Give every line of the material again, exactly as written.
◇ ◇ ◇
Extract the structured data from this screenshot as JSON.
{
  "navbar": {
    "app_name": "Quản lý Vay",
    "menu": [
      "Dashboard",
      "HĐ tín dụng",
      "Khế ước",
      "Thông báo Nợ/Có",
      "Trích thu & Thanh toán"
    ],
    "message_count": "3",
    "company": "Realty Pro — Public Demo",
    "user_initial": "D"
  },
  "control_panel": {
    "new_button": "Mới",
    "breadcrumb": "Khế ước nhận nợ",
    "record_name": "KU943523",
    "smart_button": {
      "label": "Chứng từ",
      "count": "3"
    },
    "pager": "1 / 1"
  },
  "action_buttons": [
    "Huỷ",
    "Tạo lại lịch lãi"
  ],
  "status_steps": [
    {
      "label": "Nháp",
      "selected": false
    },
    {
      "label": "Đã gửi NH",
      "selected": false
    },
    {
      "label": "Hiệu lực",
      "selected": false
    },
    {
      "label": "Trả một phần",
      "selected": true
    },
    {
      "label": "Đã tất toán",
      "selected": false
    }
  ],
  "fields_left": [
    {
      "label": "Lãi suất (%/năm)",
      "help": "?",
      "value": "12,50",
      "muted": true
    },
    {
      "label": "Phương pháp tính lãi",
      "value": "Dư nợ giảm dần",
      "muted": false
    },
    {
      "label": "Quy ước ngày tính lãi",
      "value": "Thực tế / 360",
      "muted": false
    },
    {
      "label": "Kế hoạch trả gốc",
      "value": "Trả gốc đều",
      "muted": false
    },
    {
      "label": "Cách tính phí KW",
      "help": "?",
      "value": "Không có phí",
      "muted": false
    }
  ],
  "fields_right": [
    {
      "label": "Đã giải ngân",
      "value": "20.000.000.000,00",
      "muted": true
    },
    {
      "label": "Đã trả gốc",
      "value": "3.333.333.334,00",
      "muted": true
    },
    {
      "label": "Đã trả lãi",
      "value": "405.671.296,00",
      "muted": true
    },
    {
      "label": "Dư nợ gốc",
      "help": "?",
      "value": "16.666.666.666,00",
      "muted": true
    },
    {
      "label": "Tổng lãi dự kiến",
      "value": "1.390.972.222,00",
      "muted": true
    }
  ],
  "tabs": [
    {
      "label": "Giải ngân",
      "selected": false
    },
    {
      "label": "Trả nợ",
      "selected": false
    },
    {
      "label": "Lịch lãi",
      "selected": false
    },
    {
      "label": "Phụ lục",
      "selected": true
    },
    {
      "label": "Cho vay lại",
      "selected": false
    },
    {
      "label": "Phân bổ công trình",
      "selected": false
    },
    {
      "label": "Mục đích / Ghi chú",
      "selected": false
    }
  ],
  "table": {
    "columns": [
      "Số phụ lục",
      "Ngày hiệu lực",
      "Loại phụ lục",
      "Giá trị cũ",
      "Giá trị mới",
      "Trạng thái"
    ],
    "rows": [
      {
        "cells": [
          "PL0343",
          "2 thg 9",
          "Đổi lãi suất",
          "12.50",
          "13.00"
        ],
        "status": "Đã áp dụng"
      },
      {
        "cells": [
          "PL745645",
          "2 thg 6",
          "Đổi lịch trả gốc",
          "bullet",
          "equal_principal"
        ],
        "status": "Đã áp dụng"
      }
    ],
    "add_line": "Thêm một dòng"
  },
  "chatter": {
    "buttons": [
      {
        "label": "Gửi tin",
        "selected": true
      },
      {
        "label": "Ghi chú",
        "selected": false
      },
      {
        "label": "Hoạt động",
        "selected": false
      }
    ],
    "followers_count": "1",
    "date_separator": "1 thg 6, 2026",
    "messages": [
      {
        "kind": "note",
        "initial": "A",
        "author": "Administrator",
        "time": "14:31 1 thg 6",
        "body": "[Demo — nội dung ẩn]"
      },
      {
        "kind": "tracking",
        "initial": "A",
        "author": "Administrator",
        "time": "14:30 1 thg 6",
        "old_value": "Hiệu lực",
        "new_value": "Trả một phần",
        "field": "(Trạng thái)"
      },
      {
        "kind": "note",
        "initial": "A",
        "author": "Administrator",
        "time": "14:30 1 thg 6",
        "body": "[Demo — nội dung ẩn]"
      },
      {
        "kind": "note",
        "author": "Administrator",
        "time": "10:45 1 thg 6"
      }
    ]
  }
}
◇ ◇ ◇
■ Solution ■
Extract the structured data from this screenshot as JSON.
{
  "navbar": {
    "app_name": "Quản lý Vay",
    "menu": [
      "Dashboard",
      "HĐ tín dụng",
      "Khế ước",
      "Thông báo Nợ/Có",
      "Trích thu & Thanh toán"
    ],
    "message_count": "3",
    "company": "Realty Pro — Public Demo",
    "user_initial": "D"
  },
  "control_panel": {
    "new_button": "Mới",
    "breadcrumb": "Khế ước nhận nợ",
    "record_name": "KU943523",
    "smart_button": {
      "label": "Chứng từ",
      "count": "3"
    },
    "pager": "1 / 1"
  },
  "action_buttons": [
    "Huỷ",
    "Tạo lại lịch lãi"
  ],
  "status_steps": [
    {
      "label": "Nháp",
      "selected": false
    },
    {
      "label": "Đã gửi NH",
      "selected": false
    },
    {
      "label": "Hiệu lực",
      "selected": false
    },
    {
      "label": "Trả một phần",
      "selected": true
    },
    {
      "label": "Đã tất toán",
      "selected": false
    }
  ],
  "fields_left": [
    {
      "label": "Lãi suất (%/năm)",
      "help": "?",
      "value": "12,50",
      "muted": true
    },
    {
      "label": "Phương pháp tính lãi",
      "value": "Dư nợ giảm dần",
      "muted": false
    },
    {
      "label": "Quy ước ngày tính lãi",
      "value": "Thực tế / 360",
      "muted": false
    },
    {
      "label": "Kế hoạch trả gốc",
      "value": "Trả gốc đều",
      "muted": false
    },
    {
      "label": "Cách tính phí KW",
      "help": "?",
      "value": "Không có phí",
      "muted": false
    }
  ],
  "fields_right": [
    {
      "label": "Đã giải ngân",
      "value": "20.000.000.000,00",
      "muted": true
    },
    {
      "label": "Đã trả gốc",
      "value": "3.333.333.334,00",
      "muted": true
    },
    {
      "label": "Đã trả lãi",
      "value": "405.671.296,00",
      "muted": true
    },
    {
      "label": "Dư nợ gốc",
      "help": "?",
      "value": "16.666.666.666,00",
      "muted": true
    },
    {
      "label": "Tổng lãi dự kiến",
      "value": "1.390.972.222,00",
      "muted": true
    }
  ],
  "tabs": [
    {
      "label": "Giải ngân",
      "selected": false
    },
    {
      "label": "Trả nợ",
      "selected": false
    },
    {
      "label": "Lịch lãi",
      "selected": false
    },
    {
      "label": "Phụ lục",
      "selected": true
    },
    {
      "label": "Cho vay lại",
      "selected": false
    },
    {
      "label": "Phân bổ công trình",
      "selected": false
    },
    {
      "label": "Mục đích / Ghi chú",
      "selected": false
    }
  ],
  "table": {
    "columns": [
      "Số phụ lục",
      "Ngày hiệu lực",
      "Loại phụ lục",
      "Giá trị cũ",
      "Giá trị mới",
      "Trạng thái"
    ],
    "rows": [
      {
        "cells": [
          "PL0343",
          "2 thg 9",
          "Đổi lãi suất",
          "12.50",
          "13.00"
        ],
        "status": "Đã áp dụng"
      },
      {
        "cells": [
          "PL745645",
          "2 thg 6",
          "Đổi lịch trả gốc",
          "bullet",
          "equal_principal"
        ],
        "status": "Đã áp dụng"
      }
    ],
    "add_line": "Thêm một dòng"
  },
  "chatter": {
    "buttons": [
      {
        "label": "Gửi tin",
        "selected": true
      },
      {
        "label": "Ghi chú",
        "selected": false
      },
      {
        "label": "Hoạt động",
        "selected": false
      }
    ],
    "followers_count": "1",
    "date_separator": "1 thg 6, 2026",
    "messages": [
      {
        "kind": "note",
        "initial": "A",
        "author": "Administrator",
        "time": "14:31 1 thg 6",
        "body": "[Demo — nội dung ẩn]"
      },
      {
        "kind": "tracking",
        "initial": "A",
        "author": "Administrator",
        "time": "14:30 1 thg 6",
        "old_value": "Hiệu lực",
        "new_value": "Trả một phần",
        "field": "(Trạng thái)"
      },
      {
        "kind": "note",
        "initial": "A",
        "author": "Administrator",
        "time": "14:30 1 thg 6",
        "body": "[Demo — nội dung ẩn]"
      },
      {
        "kind": "note",
        "author": "Administrator",
        "time": "10:45 1 thg 6"
      }
    ]
  }
}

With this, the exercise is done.